International ClassificationH04N7/173, H04H60/33, H04N7/16, H04N5/445, H04H60/66, H04N21/478, H04N21/4223, H04N21/442, H04N21/422, H04N21/472, H04N21/475, H04N21/658, H04N21/458, H04N21/81, H04N21/4415, H04N21/466, H04N21/454, H04N21/2343, H04N21/45, H04N21/462, H04N21/4722, H04N21/258, H04H60/45, H04H1/00, H04H60/40, H04H60/31, H04H60/65
Cooperative ClassificationH04N5/445, G06Q30/0269, H04N21/4415, H04H60/33, H04N7/163, H04N21/454, H04N21/812, H04N21/4755, H04N21/42202, H04H60/40, H04N21/4532, H04N21/4223, H04N21/466, H04N21/6582, H04N21/44222, H04H20/10, H04N21/4621, H04H60/66, H04N21/234327, H04H60/31, G06Q30/0241, H04H60/45, H04N21/4722, H04N21/478, H04N7/17318, H04H60/65, H04N21/25866, G06Q30/0276, H04N21/42201, H04N21/4781, H04N21/47205, H04N21/458
European ClassificationH04N21/462Q, H04N21/4415, H04N21/466, H04N21/4223, H04N21/2343L, H04N21/472E, H04N21/258U, H04N21/442E2, H04N21/658S, H04N21/422E, H04N21/475P, H04N21/81C, H04N21/478G, H04N21/458, G06Q30/0276, H04N21/454, G06Q30/0269, H04H60/33, H04N7/16E2, H04N21/45M3, H04N21/4722, H04N21/422B, H04N5/445, G06Q30/0241, H04N7/173B2, H04H60/65, H04H60/40, H04H20/10, H04H60/31, H04H60/45
Legal Events
DateCodeEventDescription
Sep 21, 2001ASAssignment
Owner name: INTERVAL RESEARCH CORPORATION, CALIFORNIA
Free format text: ASSIGNMENT OF ASSIGNORS INTEREST;ASSIGNORS:SLANEY, MALCOLM;JOHNSON, BONNIE;TOMASI, ANNAROSA;AND OTHERS;REEL/FRAME:012187/0395;SIGNING DATES FROM 20010614 TO 20010801
May 24, 2005ASAssignment
Owner name: VULCAN PATENTS LLC, WASHINGTON

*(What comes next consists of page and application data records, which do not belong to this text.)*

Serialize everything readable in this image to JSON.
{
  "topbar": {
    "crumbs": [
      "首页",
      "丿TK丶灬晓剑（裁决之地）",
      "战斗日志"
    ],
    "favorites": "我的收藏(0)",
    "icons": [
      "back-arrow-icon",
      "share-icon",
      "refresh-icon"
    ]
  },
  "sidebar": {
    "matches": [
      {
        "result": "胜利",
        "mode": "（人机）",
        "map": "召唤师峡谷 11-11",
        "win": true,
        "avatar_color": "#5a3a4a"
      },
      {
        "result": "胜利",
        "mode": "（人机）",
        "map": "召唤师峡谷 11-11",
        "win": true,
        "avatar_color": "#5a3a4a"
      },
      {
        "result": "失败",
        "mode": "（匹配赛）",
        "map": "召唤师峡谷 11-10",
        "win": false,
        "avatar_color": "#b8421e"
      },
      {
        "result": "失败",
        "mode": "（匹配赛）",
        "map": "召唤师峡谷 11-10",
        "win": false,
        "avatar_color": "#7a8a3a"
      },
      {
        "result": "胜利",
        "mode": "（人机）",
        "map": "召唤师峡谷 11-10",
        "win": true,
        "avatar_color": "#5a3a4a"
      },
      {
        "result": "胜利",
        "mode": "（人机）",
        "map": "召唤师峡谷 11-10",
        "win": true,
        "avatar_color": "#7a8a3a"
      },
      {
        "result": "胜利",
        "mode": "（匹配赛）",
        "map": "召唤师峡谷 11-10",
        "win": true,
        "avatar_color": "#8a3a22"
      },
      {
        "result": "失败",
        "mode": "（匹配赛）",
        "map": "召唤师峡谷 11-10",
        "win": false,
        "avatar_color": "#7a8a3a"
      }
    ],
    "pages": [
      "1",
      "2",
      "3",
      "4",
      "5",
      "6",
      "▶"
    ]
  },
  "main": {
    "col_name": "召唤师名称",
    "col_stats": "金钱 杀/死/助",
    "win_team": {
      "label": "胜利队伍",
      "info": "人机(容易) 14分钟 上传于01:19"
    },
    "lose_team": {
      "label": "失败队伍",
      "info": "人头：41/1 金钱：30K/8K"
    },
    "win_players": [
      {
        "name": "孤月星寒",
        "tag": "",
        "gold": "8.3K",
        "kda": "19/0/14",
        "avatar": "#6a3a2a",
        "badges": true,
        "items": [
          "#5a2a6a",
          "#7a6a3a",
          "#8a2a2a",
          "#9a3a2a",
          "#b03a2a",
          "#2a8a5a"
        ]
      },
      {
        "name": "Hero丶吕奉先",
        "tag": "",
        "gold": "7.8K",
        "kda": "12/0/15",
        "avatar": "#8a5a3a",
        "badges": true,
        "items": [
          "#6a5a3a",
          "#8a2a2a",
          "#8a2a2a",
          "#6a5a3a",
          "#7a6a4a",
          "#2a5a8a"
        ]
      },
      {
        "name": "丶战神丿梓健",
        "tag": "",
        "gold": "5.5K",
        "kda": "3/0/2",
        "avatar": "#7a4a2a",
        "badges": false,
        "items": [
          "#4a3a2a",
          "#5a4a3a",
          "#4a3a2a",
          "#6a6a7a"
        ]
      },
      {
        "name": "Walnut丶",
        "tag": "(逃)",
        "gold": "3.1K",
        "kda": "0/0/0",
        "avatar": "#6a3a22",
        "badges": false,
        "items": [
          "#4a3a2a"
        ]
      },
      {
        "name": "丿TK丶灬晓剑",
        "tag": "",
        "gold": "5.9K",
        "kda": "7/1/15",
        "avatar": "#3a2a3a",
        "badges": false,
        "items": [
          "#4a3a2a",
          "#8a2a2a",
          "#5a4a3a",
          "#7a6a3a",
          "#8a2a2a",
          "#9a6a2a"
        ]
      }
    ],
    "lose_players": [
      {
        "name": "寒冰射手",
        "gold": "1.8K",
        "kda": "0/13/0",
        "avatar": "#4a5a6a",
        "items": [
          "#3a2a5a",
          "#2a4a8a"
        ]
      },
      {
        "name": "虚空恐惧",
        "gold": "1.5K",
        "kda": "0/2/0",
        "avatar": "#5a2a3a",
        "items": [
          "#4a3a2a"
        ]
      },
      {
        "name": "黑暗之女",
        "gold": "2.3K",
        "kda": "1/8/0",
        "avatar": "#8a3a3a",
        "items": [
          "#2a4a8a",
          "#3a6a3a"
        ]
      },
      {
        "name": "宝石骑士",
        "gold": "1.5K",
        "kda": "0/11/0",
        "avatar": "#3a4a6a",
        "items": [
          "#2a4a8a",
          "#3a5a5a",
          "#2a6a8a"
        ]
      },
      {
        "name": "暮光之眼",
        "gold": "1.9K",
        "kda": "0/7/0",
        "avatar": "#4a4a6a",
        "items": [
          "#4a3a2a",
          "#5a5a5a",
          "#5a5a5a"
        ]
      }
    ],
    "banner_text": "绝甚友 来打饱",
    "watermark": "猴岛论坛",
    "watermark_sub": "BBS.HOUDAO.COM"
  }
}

Free format text: ASSIGNMENT OF ASSIGNORS INTEREST;ASSIGNOR:INTERVAL RESEARCH CORPORATION;REEL/FRAME:016272/0693
Effective date: 20041229